[Your objective]
Retype precisely the section of the data that starts at the line containing "What data populates" and runs to its final line, ends included.

- - -

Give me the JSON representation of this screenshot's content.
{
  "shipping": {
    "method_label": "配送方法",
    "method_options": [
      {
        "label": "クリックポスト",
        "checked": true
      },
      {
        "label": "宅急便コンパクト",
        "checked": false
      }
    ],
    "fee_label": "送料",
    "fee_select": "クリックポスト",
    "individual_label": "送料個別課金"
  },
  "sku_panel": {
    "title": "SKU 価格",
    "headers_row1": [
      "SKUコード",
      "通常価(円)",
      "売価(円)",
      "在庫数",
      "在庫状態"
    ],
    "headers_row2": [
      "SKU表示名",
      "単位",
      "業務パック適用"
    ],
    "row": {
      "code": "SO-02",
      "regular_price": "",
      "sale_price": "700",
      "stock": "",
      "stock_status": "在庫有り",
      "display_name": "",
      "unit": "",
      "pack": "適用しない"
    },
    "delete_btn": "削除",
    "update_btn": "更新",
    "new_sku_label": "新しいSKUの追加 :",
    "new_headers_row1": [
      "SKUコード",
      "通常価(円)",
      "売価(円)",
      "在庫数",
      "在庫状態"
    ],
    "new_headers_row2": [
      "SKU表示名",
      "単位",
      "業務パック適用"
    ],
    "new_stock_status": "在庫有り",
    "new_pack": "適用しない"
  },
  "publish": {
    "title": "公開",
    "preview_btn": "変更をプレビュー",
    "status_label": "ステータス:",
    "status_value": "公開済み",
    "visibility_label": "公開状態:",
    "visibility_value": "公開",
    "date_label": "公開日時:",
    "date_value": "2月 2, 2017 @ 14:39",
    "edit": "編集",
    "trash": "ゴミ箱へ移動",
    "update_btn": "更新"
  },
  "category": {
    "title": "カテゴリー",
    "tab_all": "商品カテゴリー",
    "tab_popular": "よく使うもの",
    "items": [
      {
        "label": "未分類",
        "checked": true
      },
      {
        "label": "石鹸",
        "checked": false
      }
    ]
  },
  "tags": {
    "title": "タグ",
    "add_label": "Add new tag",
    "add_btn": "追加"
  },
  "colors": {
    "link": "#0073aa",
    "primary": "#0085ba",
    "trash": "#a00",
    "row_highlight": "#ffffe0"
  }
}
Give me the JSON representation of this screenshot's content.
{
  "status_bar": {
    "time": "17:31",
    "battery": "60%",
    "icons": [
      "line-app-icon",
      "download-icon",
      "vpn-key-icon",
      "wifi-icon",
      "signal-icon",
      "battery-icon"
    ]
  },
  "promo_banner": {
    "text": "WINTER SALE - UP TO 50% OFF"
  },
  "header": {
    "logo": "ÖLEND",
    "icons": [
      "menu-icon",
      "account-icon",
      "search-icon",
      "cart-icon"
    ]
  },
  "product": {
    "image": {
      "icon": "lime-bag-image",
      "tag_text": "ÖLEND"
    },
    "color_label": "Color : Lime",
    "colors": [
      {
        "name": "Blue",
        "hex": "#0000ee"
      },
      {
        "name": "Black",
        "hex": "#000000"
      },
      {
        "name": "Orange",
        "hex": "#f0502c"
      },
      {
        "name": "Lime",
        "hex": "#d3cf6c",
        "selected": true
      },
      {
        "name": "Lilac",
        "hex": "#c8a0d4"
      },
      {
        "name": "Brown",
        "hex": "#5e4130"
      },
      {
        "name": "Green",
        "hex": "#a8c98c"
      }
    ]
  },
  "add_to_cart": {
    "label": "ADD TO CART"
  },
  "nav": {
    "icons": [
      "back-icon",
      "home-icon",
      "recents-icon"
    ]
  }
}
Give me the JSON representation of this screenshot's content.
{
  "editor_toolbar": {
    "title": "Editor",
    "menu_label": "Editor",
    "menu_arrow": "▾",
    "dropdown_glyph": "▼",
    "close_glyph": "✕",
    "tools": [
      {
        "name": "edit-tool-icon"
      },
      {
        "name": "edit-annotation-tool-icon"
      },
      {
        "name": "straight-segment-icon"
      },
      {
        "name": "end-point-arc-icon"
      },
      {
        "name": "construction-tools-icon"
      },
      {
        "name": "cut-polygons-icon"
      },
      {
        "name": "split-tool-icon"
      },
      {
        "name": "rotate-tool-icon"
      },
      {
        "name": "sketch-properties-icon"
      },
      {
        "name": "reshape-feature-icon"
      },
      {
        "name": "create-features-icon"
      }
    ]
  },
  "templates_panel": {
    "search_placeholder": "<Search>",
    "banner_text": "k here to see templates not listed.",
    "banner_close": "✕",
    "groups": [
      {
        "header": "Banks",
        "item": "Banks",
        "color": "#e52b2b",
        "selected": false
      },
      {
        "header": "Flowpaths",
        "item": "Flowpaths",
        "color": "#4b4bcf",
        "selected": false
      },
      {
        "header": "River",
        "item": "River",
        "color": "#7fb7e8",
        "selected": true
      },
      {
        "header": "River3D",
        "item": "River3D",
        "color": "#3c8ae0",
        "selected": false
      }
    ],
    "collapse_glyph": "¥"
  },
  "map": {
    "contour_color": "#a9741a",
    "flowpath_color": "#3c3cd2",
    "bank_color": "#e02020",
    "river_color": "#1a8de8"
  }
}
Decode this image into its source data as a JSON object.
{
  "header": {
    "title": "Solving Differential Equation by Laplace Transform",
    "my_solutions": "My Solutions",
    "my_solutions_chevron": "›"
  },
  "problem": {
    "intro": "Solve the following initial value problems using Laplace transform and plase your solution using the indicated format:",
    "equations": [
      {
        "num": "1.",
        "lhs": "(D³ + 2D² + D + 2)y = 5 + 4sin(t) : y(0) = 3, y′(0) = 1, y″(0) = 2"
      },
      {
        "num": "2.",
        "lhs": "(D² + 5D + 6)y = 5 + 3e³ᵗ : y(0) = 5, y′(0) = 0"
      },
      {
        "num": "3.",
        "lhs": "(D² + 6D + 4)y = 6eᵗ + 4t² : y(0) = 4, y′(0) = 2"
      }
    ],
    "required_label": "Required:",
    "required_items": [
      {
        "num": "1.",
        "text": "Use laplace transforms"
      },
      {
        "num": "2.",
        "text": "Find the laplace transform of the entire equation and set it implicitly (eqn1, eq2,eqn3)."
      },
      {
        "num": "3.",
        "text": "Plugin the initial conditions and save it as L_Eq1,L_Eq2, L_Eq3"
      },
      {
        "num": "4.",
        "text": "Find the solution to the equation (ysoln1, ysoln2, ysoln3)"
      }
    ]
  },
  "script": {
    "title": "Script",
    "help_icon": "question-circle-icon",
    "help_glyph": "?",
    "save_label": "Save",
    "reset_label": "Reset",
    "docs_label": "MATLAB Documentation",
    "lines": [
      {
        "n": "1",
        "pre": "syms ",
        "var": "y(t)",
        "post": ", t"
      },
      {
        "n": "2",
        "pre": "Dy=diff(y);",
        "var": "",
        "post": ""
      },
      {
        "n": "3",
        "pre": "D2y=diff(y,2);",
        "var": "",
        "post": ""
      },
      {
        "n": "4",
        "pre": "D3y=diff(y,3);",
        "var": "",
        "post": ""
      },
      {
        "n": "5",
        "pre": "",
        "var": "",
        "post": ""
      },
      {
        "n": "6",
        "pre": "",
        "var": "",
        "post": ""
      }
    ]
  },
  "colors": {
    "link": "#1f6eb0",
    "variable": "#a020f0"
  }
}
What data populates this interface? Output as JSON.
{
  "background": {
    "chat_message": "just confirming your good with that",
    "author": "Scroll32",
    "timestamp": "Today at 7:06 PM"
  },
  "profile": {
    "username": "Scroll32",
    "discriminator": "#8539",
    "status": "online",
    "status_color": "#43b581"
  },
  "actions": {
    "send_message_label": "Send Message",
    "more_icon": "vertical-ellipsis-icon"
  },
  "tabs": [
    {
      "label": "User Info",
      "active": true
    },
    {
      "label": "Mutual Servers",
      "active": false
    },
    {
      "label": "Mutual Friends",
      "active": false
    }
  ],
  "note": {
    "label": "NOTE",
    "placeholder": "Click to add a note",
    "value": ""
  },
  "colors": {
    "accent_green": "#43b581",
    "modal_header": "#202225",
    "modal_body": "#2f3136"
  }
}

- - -

[Output]
What data populates this interface? Output as JSON.
{
  "background": {
    "chat_message": "just confirming your good with that",
    "author": "Scroll32",
    "timestamp": "Today at 7:06 PM"
  },
  "profile": {
    "username": "Scroll32",
    "discriminator": "#8539",
    "status": "online",
    "status_color": "#43b581"
  },
  "actions": {
    "send_message_label": "Send Message",
    "more_icon": "vertical-ellipsis-icon"
  },
  "tabs": [
    {
      "label": "User Info",
      "active": true
    },
    {
      "label": "Mutual Servers",
      "active": false
    },
    {
      "label": "Mutual Friends",
      "active": false
    }
  ],
  "note": {
    "label": "NOTE",
    "placeholder": "Click to add a note",
    "value": ""
  },
  "colors": {
    "accent_green": "#43b581",
    "modal_header": "#202225",
    "modal_body": "#2f3136"
  }
}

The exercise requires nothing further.